Road Verge Nature Reserves (RVNRs)

flower rich road verge

Road verges can be an invaluable wildlife habitat. The post-1940s promotion of intensive land management practices means road verges are often the last refuges of flora and fauna now lost from the wider countryside. Their linear nature provides a county-wide network of corridors helping wildlife to move through the landscape and maintain contact between individuals and otherwise isolated populations.

Living Highways

In 2001, the Living Highways Project was set up as collaboration between a number of organisations to increase awareness of the issues associated with road verge habitats, within the jurisdiction of Powys County Council (PCC). From 2003 to 2008, the project was spearheaded by Montgomeryshire Wildlife Trust with a dedicated Living Highways Project Officer imbedded within PCC.

The focus of this work was to make the sympathetic management of Powys' road verges part of PCC’s day-to-day work. A big part of this is the designation of Road Verge Nature Reserves (RVNRs). A RVNR is a length of road verge that has been identified as having particular value to wildlife and is subsequently managed by PCC with the aim of conserving and enhancing those features of interest.

RVNRs in Montgomeryshire

There are currently 23 RVNRs in Montgomeryshire chosen for their populations of orchids, Glow-worms or Red Wood Ants, or simply for high species diversity. Further ‘candidate’ sites are also ‘waiting in the wings’ to be selected if they pass the criteria.

RVNR management

The RVNR designation affords the site no legal protection per se but serves to highlight the site’s biodiversity importance to local authority staff and contractors. All local authorities have a legal duty to have regard for the conservation of biodiversity and this includes works done in the course of managing the public highway and local development schemes.

2008 to 2014, PCC continued to manage the existing RVNR network and support monitoring of RVNRs by the three Powys Wildlife Trusts, aided by volunteers. Unfortunately, this support has now been withdrawn, however if you are keen to become a RVNR volunteer surveyor, then please contact Tammy Stretton at the Trust office.
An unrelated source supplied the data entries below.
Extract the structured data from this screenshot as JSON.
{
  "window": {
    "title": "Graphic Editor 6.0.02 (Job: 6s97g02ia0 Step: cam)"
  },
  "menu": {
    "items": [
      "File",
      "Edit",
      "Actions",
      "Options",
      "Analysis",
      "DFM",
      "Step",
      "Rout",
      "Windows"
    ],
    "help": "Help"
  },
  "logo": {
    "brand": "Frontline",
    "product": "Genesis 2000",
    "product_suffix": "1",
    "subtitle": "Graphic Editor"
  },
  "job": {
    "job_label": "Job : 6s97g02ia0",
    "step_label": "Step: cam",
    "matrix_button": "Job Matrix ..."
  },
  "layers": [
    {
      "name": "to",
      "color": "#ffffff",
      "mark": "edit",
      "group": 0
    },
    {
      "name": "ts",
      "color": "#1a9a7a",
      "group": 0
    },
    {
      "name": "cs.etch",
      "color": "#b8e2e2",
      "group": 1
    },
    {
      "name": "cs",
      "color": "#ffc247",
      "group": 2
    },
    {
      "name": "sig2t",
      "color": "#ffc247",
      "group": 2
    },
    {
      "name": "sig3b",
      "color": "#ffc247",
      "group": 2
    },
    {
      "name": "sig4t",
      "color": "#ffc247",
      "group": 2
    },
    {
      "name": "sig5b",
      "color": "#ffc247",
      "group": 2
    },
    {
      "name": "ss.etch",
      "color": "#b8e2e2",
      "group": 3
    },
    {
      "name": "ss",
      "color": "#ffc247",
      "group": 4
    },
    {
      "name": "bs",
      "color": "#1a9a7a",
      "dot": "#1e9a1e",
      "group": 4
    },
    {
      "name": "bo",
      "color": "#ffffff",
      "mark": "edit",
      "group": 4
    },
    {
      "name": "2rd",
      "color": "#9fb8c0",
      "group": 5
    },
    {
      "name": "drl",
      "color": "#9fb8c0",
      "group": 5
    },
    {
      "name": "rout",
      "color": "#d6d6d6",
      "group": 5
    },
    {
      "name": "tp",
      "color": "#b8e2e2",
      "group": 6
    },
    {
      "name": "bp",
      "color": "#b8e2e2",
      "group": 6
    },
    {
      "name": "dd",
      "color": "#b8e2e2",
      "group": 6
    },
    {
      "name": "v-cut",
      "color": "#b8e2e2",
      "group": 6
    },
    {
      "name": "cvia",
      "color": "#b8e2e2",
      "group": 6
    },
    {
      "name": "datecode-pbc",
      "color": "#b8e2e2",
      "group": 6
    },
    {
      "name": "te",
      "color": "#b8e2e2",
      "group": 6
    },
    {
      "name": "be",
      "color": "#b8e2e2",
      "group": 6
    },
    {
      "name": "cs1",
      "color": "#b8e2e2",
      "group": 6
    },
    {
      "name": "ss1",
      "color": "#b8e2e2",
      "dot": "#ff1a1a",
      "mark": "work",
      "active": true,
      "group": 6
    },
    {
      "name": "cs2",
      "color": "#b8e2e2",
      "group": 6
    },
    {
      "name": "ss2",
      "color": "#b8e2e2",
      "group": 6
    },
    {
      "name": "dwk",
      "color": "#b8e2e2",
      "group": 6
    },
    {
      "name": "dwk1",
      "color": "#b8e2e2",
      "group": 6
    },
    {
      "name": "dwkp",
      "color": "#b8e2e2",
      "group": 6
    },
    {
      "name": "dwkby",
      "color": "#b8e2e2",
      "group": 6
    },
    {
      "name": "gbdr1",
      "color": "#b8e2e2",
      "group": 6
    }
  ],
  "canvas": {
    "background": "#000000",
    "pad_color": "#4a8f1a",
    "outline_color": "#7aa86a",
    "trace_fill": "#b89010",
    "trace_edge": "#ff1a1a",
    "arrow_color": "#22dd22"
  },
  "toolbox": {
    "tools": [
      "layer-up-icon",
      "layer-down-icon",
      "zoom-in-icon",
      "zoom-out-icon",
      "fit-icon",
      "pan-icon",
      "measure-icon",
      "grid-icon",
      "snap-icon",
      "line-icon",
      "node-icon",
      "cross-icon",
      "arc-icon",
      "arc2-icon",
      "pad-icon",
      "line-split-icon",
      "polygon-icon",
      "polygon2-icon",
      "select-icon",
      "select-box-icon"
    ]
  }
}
The level of experience required for these surveys varies from simply counting the number of flowering orchids to a full botanical survey, so there is something for everyone!

If you are concerned about how the management of any road verge in Powys, please contact Powys County Council.
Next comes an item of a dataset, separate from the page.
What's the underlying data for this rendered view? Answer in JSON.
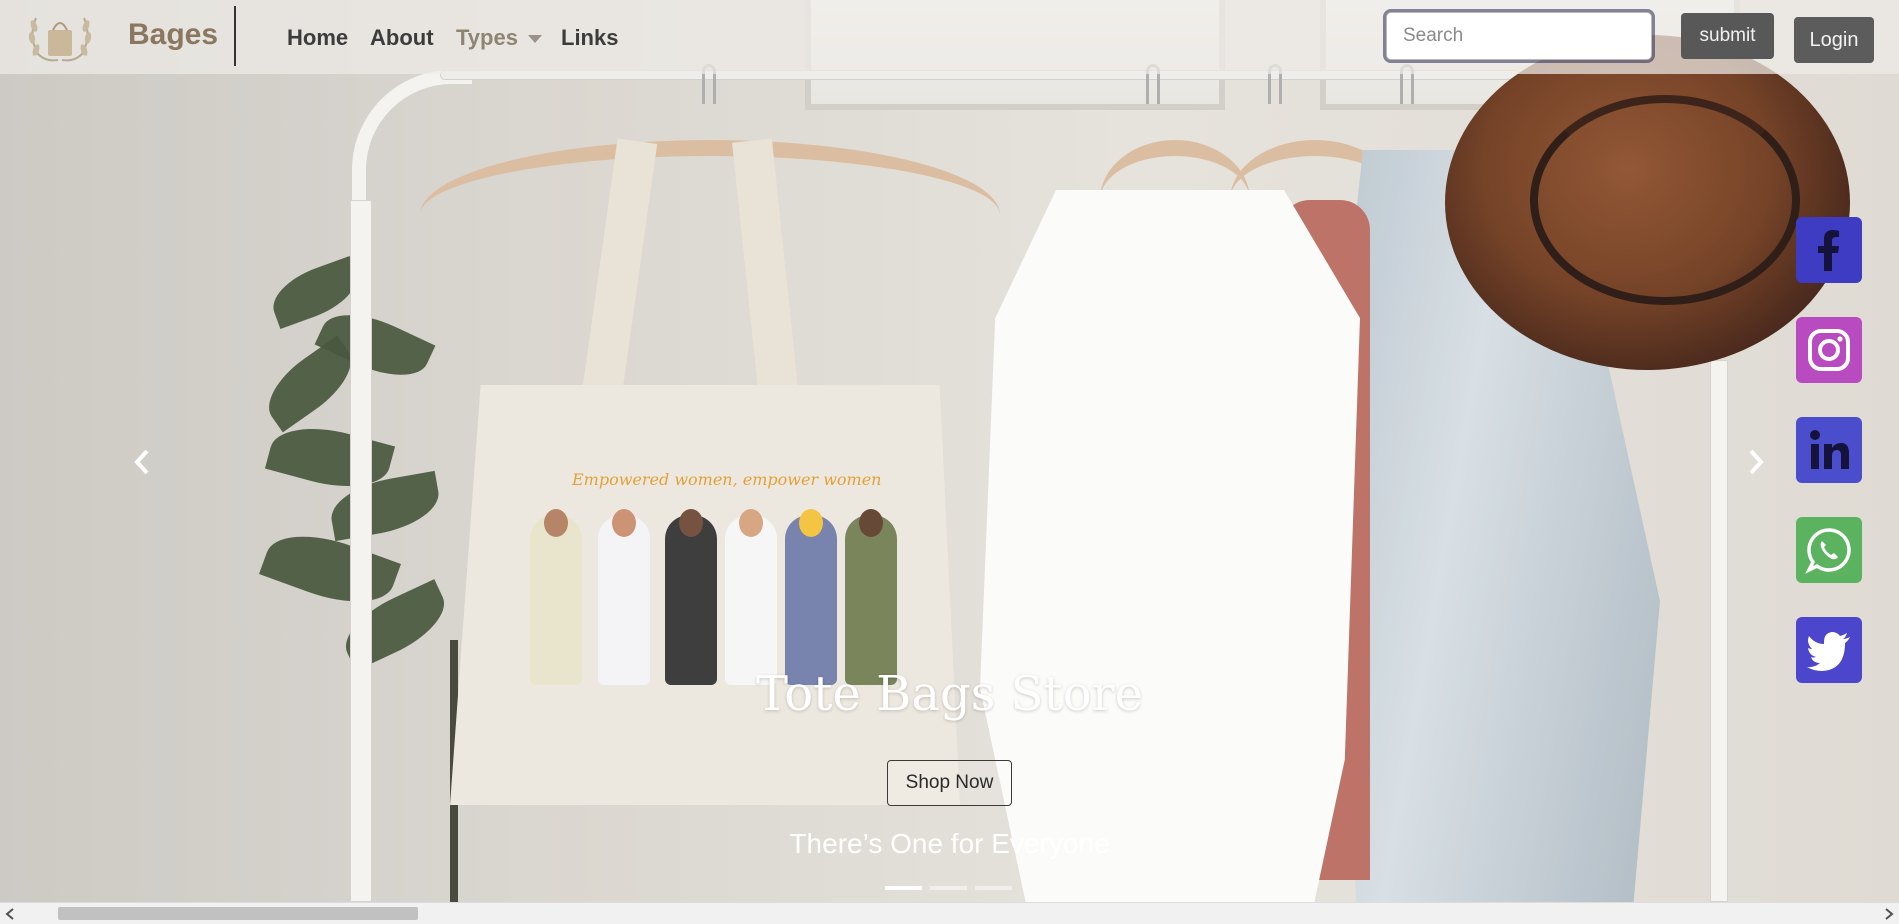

More on the Living Highways Project

The Living Highways Project was involved with ground breaking ideas for road verge management, including, in 2004, a road verge harvesting trial to assess the future potential for collecting cuttings from Powys road verges (get more information on this by downloading the file below). We also continued to spearhead projects outside the boundaries of traditional road verge management, such as:

  • Harvesting seed from local sources for use in habitat creation and restoration schemes
  • Establishing new plant communities on species poor, or highly disturbed, road verges
  • Manipulating verges to support species movement between sites and throughout Powys
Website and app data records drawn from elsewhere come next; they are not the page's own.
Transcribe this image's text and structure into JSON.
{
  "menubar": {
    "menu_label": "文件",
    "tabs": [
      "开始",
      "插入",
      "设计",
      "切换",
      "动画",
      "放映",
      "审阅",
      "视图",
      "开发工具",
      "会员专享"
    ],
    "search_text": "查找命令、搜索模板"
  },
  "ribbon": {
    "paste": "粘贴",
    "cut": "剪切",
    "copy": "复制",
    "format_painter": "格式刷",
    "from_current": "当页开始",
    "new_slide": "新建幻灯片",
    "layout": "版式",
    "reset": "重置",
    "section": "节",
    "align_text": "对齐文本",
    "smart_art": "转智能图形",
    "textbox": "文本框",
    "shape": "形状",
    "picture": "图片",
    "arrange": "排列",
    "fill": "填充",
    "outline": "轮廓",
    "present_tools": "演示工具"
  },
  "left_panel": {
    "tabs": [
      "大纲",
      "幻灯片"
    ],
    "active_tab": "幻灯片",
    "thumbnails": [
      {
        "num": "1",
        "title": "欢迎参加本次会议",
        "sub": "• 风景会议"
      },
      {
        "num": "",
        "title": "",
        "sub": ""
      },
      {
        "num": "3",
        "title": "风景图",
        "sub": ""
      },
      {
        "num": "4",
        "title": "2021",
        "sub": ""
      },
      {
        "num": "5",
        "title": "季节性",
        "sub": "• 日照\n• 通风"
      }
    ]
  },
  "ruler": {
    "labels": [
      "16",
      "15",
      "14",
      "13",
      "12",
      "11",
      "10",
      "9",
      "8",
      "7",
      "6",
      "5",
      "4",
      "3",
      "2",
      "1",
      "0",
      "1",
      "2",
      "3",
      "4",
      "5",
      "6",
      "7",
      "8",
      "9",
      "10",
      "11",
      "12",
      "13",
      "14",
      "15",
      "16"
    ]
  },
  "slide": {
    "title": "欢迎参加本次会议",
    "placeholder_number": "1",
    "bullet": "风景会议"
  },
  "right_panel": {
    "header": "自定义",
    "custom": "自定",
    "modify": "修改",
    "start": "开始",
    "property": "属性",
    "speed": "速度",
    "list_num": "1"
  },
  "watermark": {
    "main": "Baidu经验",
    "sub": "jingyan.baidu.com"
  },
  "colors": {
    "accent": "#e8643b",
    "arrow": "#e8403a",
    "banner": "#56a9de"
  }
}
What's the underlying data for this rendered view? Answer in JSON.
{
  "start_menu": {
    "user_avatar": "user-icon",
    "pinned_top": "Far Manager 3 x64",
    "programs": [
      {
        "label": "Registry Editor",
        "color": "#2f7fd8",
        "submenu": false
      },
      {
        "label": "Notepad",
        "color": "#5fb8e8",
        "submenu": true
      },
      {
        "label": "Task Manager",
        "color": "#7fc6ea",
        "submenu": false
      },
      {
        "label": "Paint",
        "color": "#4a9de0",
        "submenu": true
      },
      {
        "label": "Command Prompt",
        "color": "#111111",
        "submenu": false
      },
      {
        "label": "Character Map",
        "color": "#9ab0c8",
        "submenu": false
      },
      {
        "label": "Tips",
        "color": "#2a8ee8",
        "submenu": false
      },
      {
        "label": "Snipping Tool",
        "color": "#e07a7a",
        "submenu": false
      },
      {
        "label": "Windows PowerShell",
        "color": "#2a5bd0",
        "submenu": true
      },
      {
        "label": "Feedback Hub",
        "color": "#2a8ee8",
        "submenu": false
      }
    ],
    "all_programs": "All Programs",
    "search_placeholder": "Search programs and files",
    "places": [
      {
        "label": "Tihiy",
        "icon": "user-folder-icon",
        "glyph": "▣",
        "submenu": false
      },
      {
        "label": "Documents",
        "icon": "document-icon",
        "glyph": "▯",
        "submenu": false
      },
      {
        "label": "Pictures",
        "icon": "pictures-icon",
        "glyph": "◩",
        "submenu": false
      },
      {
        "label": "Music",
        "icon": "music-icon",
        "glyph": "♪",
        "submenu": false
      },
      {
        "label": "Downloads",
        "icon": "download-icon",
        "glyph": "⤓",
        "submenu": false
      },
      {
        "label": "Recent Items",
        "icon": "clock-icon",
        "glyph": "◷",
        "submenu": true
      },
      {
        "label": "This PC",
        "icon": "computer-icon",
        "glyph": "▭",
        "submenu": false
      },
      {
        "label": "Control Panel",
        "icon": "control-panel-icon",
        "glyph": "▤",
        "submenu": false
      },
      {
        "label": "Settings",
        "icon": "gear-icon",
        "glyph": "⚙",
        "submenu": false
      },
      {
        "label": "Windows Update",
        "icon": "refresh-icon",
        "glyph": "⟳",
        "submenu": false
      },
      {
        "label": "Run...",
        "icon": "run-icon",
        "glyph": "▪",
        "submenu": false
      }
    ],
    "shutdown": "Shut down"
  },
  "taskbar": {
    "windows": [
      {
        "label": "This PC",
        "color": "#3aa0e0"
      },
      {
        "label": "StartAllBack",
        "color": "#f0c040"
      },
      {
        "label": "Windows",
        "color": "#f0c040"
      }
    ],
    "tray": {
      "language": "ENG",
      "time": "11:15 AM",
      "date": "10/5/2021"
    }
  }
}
The success of these projects means that the oft neglected resources that are road verges, retain their tremendous potential to both conserve and enhance biodiversity within Powys, and across Wales.


FilenameFile size
living_highways_report_2006.pdf12.67 MB